Glagow Museums still need to raise more than £110,000 towards the asking price of £398,600.

LONDON.- The Art Fund has offered a major grant to help save a golden, jewel-encrusted tiger’s head from 18th century India for public collections.

The tiger’s head is known as the Tipu Sultan’s Throne Finial and was created in eighteenth century India for Tipu Sultan, ruler of Mysore. The precious item was brought to the UK by Thomas Wallace, 1st Baron Wallace (1763 – 1844) and has remained in the country ever since.

Alongside the Trustees of Sir William Burrell’s Trust, the Art Fund has offered £125,000 towards the purchase, and Glasgow Museums have supplied a further £30,000.

Glagow Museums still need to raise more than £110,000 towards the asking price of £398,600, and the temporary export ban expires on Monday 15 November 2010.

Recognised by the British Government as being of outstanding significance, the tiger-shaped finial is made from Indian gold encrusted with gems.
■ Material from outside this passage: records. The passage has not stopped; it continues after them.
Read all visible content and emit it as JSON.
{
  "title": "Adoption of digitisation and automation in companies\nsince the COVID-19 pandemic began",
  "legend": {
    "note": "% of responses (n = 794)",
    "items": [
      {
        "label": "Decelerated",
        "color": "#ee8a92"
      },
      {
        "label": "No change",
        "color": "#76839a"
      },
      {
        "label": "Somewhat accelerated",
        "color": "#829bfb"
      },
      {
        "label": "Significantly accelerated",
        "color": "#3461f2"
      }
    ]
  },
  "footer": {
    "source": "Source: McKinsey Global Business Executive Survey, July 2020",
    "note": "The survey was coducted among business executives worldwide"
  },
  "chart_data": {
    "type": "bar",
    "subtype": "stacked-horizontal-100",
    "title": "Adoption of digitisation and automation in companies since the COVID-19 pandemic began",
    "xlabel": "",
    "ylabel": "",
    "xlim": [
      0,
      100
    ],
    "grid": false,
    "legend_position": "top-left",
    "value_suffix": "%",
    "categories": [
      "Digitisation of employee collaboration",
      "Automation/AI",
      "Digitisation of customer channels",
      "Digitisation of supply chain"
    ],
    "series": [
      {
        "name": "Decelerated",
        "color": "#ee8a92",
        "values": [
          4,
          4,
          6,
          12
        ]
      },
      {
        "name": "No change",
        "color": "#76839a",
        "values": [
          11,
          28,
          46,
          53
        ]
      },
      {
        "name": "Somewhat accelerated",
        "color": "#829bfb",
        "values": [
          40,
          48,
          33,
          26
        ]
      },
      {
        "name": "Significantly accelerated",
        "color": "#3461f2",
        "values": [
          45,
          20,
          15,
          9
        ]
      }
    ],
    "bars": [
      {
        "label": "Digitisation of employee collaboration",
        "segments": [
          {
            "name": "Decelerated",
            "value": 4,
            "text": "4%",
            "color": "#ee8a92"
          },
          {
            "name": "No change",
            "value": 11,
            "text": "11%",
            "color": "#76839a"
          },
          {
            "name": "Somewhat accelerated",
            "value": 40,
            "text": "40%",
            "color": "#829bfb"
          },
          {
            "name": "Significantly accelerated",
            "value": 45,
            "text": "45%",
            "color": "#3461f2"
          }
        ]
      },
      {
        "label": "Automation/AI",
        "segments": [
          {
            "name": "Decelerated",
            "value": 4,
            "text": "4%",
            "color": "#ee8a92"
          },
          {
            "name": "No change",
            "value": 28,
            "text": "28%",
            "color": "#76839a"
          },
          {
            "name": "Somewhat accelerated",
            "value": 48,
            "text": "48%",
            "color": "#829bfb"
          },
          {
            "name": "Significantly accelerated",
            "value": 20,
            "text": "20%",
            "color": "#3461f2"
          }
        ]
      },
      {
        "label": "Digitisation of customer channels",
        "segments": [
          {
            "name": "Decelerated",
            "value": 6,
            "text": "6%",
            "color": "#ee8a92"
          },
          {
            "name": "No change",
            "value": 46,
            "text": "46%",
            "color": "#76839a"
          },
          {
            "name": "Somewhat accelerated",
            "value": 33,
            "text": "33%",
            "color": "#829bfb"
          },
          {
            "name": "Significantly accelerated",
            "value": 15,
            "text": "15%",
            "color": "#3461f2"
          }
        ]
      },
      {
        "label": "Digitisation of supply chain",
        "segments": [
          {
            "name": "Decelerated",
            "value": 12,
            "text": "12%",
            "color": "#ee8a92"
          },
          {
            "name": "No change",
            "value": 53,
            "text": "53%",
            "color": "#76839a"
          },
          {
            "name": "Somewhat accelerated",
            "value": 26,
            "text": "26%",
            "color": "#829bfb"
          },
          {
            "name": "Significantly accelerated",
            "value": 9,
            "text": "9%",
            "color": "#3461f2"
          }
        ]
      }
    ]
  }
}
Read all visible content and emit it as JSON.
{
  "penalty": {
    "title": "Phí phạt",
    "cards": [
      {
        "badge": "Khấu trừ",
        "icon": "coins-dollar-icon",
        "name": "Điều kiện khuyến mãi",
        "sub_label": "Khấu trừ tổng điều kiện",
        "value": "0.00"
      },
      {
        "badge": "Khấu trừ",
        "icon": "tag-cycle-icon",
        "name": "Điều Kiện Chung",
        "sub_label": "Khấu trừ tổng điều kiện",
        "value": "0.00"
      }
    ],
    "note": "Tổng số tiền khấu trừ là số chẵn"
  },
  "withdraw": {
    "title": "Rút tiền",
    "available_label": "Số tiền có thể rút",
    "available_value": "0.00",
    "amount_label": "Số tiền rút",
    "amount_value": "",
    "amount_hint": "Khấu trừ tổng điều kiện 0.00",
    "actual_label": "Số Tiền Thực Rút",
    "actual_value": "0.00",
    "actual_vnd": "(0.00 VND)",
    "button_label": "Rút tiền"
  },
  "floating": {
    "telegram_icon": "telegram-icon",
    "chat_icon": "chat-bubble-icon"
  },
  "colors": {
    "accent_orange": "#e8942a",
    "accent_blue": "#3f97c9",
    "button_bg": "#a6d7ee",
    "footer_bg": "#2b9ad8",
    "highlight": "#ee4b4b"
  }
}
If the total asking price can be raised, Tipu Sultan’s Throne Finial would be displayed at The Burrell Collection in Glasgow.

The finial was part of the throne created for the use of Sultan Fatih Ali Khan Tipu, popularly known as Tipu Sahib or Tipu Sultan, who ruled Mysore between 1782 and 1799. The throne was truly unique with its prominent tiger theme. It was adorned with stripes and decorated with a total of eight tiger’s heads.

Noorah Al-Gailani, Curator of Islamic Civilisations at The Burrell Collection said: “Sir William Burrell devoted his to life to collecting great works and important items from across the world. In the most selfless of acts, he gifted them to the people of Glasgow. We are now looking for an individual, trust or company who will follow his example and secure this finial for Glasgow and Britain.”

Art Fund director Stephen Deuchar said: “This is an outstanding artefact which tells all kinds of stories of a bygone era. This golden tiger captures the wealth and power of the Tipu Sultan, but it also reminds us of the impact of the British Empire on colonised countries. We hope that the final amount will be raised in time to keep this gem in public collections, so that it can illuminate the past for many more visitors, for years to come.”

The golden tiger finial represents the life of Tipu Sultan and his battles with the British East India Company army and administration. Four Anglo-Mysore wars were fought and in the last one Tipu finally lost his kingdom and his life. The finial and its stand belonged to Lord Thomas Wallace (1763 – 1844), 1st Baron Wallace of Knarsdale, Northumberland. Lord Wallace was a prominent politician and Member of Parliament. He had a close association with India through a number of senior official posts he held related to the British administration of India.